A few weeks later. I met with my physiotherapist and physiatrist for my assessment. Since my referral, my mobility had decreased to the point where I could no longer walk through the grocery store or library. I am very privileged to have access to a center where the vendors are fully involved in assessing needs and have the knowledge of what aids are available. I was asked about my goals and hopes for what a wheelchair would help with. They told me the differences between a rigid and folding wheelchair and recommended the rigid chair to me as it would better suit the extra accessories I hoped to get in the future. We discussed the size and weight of the chairs. I learned even more about what goes into a custom wheelchair.

Near the end of the appointment, I was asked if I had done any research beforehand or if I wanted to go home and do some before making a choice. I explained why I thought the Apex Carbon Ultralight Wheelchair would be my choice and I didn’t feel I needed to research anything else. Everyone agreed that it would fit my needs perfectly. I left my appointment that day armed with crutches to aid my walking, and due to come back a week later for final measurements before ordering my chair.

My Trial Chair

Another experience my team provided me with was a trial chair. I was lent an Apex Carbon for a few days, encouraged to utilize it as I would in my daily life and see if it was a good fit. So, I did just that. I took my kids out for doughnuts and to the library. I went into the grocery store and for a stroll around my neighborhood. I did it all pain-free.
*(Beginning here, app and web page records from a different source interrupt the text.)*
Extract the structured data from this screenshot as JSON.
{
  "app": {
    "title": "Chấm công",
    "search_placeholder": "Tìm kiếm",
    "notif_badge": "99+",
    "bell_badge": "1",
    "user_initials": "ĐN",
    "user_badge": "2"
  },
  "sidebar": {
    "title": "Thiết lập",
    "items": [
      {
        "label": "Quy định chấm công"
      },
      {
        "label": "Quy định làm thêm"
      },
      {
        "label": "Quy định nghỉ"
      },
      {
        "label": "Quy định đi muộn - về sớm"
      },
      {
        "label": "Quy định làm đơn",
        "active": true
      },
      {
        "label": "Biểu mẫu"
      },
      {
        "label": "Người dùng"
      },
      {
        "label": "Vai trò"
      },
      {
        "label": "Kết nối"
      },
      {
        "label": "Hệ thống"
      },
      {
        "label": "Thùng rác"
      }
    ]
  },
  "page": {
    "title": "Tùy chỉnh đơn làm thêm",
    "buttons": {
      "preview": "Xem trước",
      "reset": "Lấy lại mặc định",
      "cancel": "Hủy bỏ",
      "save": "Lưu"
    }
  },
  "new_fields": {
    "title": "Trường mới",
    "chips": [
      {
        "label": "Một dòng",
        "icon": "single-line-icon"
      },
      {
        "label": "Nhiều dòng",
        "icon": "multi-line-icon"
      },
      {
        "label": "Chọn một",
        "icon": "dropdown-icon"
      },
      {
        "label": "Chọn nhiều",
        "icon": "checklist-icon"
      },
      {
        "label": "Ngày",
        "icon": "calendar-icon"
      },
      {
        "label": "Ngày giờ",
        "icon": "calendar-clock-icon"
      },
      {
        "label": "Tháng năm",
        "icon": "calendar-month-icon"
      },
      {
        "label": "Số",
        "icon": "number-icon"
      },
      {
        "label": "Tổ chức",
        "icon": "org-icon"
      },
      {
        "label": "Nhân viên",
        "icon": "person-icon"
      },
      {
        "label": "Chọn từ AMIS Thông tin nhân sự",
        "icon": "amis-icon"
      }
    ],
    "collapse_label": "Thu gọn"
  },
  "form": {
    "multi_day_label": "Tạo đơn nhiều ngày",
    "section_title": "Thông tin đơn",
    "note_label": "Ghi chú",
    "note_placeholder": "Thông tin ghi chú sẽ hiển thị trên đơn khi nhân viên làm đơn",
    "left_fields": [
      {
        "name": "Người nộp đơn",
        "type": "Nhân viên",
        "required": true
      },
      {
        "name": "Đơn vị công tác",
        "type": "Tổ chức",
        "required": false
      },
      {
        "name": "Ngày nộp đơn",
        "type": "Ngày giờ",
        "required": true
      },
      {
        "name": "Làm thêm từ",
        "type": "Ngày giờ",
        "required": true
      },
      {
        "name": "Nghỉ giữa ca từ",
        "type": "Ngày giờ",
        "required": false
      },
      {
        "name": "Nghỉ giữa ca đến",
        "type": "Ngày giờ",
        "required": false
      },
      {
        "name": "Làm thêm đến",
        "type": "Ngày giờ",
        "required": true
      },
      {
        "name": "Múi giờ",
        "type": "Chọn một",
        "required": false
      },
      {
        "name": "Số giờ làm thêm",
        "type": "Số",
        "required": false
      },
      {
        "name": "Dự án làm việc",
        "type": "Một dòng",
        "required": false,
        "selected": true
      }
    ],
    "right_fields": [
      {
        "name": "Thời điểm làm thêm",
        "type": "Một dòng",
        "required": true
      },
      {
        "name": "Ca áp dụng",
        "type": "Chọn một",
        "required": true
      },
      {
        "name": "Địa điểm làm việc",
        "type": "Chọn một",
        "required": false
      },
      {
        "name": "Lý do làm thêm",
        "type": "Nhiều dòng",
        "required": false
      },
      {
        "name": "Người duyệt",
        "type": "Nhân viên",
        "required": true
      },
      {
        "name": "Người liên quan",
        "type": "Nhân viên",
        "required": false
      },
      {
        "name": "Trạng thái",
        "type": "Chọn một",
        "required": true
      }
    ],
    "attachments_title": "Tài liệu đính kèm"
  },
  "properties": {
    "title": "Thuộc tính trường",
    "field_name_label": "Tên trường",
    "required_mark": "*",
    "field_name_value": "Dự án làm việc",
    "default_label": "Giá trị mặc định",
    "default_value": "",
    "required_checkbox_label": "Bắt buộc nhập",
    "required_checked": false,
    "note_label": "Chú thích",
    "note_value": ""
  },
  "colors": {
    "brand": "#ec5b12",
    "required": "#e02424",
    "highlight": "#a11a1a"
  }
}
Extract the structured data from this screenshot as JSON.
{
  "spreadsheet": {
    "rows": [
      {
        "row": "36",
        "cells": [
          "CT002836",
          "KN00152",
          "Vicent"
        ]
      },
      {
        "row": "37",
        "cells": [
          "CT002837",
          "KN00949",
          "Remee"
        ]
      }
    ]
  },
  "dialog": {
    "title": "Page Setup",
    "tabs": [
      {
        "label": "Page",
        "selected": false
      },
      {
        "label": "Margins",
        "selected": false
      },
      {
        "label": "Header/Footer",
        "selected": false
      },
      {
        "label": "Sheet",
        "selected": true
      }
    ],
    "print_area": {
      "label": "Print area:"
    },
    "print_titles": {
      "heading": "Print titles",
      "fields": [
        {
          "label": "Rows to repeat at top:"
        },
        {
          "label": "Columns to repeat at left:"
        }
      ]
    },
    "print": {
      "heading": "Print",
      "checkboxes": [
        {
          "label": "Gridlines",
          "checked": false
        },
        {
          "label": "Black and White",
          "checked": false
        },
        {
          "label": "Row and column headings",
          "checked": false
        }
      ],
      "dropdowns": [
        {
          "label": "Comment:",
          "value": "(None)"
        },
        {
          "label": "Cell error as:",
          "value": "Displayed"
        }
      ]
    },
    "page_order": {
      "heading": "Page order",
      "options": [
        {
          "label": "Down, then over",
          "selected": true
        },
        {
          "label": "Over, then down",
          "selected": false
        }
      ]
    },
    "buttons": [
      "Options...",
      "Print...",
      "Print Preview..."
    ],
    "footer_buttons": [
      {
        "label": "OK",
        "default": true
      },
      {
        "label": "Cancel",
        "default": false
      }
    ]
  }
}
Looking back now, I believe that this was where my mind transitioned from “I am weak and need a wheelchair” to “Look at this joy I get to experience with this chair!”

Funding and Ordering

Once my chair measurements were sorted and my customizations were in order, next came funding for my wheelchair. Unfortunately, like most Canadians, my provincial healthcare does not assist financially with mobility aids. I was so thankful that my partner’s work in healthcare paid a decent amount of the final cost. However, that took many hurdles and nearly a year to sort through. The vendor I worked with was pleased to work with me and
split the cost of my chair into lump sums. Shortly afterwards, I finally met my chair!

So… What’s Changed?

It’s hard to put into words. The best way I can explain how my life has changed is … my days are brighter! Having a disability, no matter what it looks like, is a full-time emotional and physical rollercoaster. I think I had just become so used to it that I could not see what I was missing out on by insisting I was “ok.” Nowadays, though, I want to go out and enjoy my time out of bed. For example, I visited the aquarium regularly with my family. Still, every time I would leave in so much pain and be bedbound for days afterwards, I never truly experienced it. On my first visit to the aquarium with my wheelchair, I noticed the hidden wonders and joys my children’s faces held. I was present on the car ride home and made dinner that night. And sure, there are days when a wheelchair is an annoyance, like in the snow or pouring rain, but it is still worth using every time. This change allowed me and still gives me the freedom to enjoy my days.

What about you?

My biggest advice is if it’s time for you to have a wheelchair, or just what having one is, ask whomever you can! Speak to your medical team, message wheelchair users on Instagram – including me – and watch the many available videos. Listen to your body, test chairs, and other aids, and advocate for those who can advocate for you. It is daunting … but a community is out there to support you on this journey.

Make sure to read this article about Reedan’s life as a mom with disabilities.

About Reedan Thiessen

A mom of 4 beautiful kids, a birth doula, and a birth photographer, living with with Scoliosis, Tethered Cord Syndrome, Spina Bifida, and Ehlers Danlos Syndrome (EDS).